Uber has built a great service. Why do they feel the need to use dirty tricks to succeed?
Tim O’Reilly has said that Uber is an example of designing for how the world ought to be. Their app works well, their cars are clean, their drivers are pleasant, and they usually arrive quickly. But more goes into the experience of a company than just an app. Corporate behavior is also part of the company’s design; perhaps not as noticeable as their Android or iPhone app, but a very real part. That’s where Uber falls down. They have increasingly been a bad actor, on many counts:
- Coercing their black car (Uber) drivers into driving for the low cost UberX service, which is much less profitable.
- Being disingenuous about the economics of driving for them. Justin Singer does an excellent job of deconstructing their claims. $90,000/year for a 40-hour work week? Think $40K. For a 70-hour work week.
- Badmouthing a competitor (Lyft) that is raising capital. As Fred Wilson says, this practice may be common, but it’s unethical and unproductive.
- Predatory (“surge”) pricing during peak hours, as much as seven times normal prices.
- Playing fast and loose with drivers’ background checks.
- And now one of their senior VPs has suggested researching and exposing the private lives of reporters who criticize them. He’s apologized, and said he never meant anything of the sort. Right. It’s not what you apologize for that counts; it’s not doing stuff you need to apologize for in the first place.
Truly disruptive services don’t just digitize the familiar. They do away with it.
The Apple-Pay web page gushes: “Gone are the days of searching for your wallet. The wasted moments finding the right card. The swiping and waiting. Now payments happen with a single touch.”

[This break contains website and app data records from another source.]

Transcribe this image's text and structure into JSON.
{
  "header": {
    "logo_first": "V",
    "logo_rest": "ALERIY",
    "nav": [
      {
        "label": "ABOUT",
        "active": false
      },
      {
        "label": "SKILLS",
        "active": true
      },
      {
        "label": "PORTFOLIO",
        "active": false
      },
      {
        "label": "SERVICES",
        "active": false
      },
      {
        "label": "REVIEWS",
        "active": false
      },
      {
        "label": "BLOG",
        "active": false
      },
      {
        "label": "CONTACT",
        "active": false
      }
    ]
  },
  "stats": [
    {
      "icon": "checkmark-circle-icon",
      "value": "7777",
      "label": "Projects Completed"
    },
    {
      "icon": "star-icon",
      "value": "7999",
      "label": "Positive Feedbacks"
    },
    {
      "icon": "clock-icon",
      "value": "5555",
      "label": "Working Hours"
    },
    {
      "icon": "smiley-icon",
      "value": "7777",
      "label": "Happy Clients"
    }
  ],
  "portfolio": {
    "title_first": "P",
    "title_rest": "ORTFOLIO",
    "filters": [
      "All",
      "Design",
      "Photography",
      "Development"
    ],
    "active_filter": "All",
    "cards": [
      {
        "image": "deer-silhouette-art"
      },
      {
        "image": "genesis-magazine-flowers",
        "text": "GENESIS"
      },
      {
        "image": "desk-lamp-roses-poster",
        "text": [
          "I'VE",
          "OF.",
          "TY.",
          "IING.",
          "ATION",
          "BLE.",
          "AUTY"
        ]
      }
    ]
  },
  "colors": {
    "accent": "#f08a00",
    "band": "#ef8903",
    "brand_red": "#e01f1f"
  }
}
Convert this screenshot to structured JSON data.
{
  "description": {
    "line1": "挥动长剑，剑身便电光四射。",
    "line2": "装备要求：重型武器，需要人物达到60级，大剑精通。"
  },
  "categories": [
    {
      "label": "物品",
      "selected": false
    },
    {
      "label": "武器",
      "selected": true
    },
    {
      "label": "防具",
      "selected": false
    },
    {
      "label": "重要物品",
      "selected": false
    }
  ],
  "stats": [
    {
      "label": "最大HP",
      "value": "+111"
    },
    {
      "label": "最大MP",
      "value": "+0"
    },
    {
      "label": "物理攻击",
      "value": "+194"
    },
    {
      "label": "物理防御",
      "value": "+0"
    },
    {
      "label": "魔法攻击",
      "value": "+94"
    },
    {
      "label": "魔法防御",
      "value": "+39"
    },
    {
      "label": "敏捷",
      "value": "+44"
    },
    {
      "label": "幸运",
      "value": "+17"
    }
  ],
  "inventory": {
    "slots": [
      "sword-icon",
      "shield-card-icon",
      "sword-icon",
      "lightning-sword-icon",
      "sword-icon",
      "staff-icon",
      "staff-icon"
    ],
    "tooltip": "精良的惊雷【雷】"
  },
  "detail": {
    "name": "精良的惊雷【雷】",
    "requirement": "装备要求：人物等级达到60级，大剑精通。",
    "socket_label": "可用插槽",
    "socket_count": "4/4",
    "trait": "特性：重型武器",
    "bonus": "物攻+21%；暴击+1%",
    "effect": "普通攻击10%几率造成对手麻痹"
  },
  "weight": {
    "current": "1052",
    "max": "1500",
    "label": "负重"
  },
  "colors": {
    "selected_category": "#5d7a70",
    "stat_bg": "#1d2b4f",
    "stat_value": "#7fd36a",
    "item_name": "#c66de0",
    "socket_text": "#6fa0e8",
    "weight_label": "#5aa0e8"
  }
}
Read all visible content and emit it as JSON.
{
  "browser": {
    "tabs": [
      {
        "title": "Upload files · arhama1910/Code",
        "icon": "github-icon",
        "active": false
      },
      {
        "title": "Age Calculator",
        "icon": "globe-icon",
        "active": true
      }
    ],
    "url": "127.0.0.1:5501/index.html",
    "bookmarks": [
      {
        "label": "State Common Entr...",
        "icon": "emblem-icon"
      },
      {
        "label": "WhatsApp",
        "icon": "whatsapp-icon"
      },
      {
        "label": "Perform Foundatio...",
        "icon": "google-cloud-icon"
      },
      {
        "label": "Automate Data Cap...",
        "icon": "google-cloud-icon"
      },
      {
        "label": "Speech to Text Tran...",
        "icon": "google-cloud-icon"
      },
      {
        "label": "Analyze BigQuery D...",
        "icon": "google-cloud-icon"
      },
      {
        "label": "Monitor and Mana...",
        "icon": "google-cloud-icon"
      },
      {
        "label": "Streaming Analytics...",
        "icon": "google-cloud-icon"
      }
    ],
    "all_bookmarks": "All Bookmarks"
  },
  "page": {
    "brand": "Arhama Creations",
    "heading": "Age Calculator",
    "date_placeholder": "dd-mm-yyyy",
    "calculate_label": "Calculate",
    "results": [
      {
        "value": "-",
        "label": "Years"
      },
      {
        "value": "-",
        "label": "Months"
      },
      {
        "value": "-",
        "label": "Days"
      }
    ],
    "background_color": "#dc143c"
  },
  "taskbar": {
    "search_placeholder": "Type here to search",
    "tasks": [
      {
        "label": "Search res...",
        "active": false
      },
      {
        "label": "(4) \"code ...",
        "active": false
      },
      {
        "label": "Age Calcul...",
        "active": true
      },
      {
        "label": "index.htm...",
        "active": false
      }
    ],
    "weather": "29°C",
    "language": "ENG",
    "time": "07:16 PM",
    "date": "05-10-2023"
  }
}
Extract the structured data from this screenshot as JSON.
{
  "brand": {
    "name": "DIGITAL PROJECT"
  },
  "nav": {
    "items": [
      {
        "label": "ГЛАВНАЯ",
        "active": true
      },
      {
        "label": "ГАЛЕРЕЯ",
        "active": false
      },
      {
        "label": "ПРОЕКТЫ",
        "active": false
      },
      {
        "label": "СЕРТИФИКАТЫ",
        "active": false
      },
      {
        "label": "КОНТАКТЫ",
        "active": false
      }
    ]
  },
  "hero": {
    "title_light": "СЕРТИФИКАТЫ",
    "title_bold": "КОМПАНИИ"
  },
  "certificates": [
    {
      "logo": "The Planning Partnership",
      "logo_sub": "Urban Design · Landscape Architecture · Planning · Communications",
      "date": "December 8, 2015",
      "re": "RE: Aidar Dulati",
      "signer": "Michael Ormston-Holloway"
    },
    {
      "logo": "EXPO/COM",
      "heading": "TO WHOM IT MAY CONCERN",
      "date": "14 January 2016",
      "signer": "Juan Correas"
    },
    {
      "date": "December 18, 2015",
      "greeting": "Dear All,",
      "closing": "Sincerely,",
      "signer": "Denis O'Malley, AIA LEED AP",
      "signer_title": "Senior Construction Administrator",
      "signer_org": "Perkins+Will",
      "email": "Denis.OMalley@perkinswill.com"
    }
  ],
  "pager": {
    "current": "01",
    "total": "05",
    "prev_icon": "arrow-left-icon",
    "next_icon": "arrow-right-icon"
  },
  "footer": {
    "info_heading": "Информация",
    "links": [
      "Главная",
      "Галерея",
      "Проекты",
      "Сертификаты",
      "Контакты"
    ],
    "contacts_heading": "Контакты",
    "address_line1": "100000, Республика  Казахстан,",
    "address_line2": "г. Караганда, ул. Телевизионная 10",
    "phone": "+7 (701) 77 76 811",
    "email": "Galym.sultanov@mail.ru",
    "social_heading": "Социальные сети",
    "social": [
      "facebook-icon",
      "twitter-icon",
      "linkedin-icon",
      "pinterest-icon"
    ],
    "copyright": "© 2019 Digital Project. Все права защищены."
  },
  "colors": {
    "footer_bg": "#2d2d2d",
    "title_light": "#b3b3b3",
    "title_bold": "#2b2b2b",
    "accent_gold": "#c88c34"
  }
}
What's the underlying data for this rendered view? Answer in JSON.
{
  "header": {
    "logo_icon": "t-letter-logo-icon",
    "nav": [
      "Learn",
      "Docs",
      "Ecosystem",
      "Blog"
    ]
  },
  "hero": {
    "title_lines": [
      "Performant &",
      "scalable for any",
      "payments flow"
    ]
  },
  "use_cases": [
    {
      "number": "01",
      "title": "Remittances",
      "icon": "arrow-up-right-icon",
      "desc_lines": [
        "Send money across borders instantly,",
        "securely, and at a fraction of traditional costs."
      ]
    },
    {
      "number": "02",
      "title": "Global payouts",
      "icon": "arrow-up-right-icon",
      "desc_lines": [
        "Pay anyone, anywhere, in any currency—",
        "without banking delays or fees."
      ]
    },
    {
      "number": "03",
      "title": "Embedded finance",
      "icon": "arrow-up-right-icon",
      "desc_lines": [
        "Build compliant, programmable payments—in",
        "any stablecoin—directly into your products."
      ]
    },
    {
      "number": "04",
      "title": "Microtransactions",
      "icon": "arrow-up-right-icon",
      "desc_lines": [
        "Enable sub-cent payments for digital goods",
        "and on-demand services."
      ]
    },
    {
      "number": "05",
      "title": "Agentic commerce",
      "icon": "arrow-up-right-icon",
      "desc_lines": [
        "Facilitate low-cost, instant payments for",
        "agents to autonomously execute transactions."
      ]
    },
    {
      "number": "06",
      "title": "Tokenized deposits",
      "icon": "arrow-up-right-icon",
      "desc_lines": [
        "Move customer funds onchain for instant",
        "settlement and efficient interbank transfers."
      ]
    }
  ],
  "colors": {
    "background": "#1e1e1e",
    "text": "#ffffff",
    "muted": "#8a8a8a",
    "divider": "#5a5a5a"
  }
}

What’s wrong with this picture?
It’s describing the digital facsimile of a process that is already on its way to becoming obsolete. But truly disruptive new services don’t just digitize the familiar. They do away with it.
I never search for my wallet when I take an Uber. I never search for my wallet when I walk out of a restaurant that accepts Cover. I never search for my wallet when I buy something from Amazon. I don’t even search for my wallet when buying a song from iTunes — or, for that matter, an iPhone from an Apple Store.
In each of these cases, my payment information is simply a stored credential that is already associated with my identity. And that identity is increasingly recognized by means other than an explicit payment process. Read more…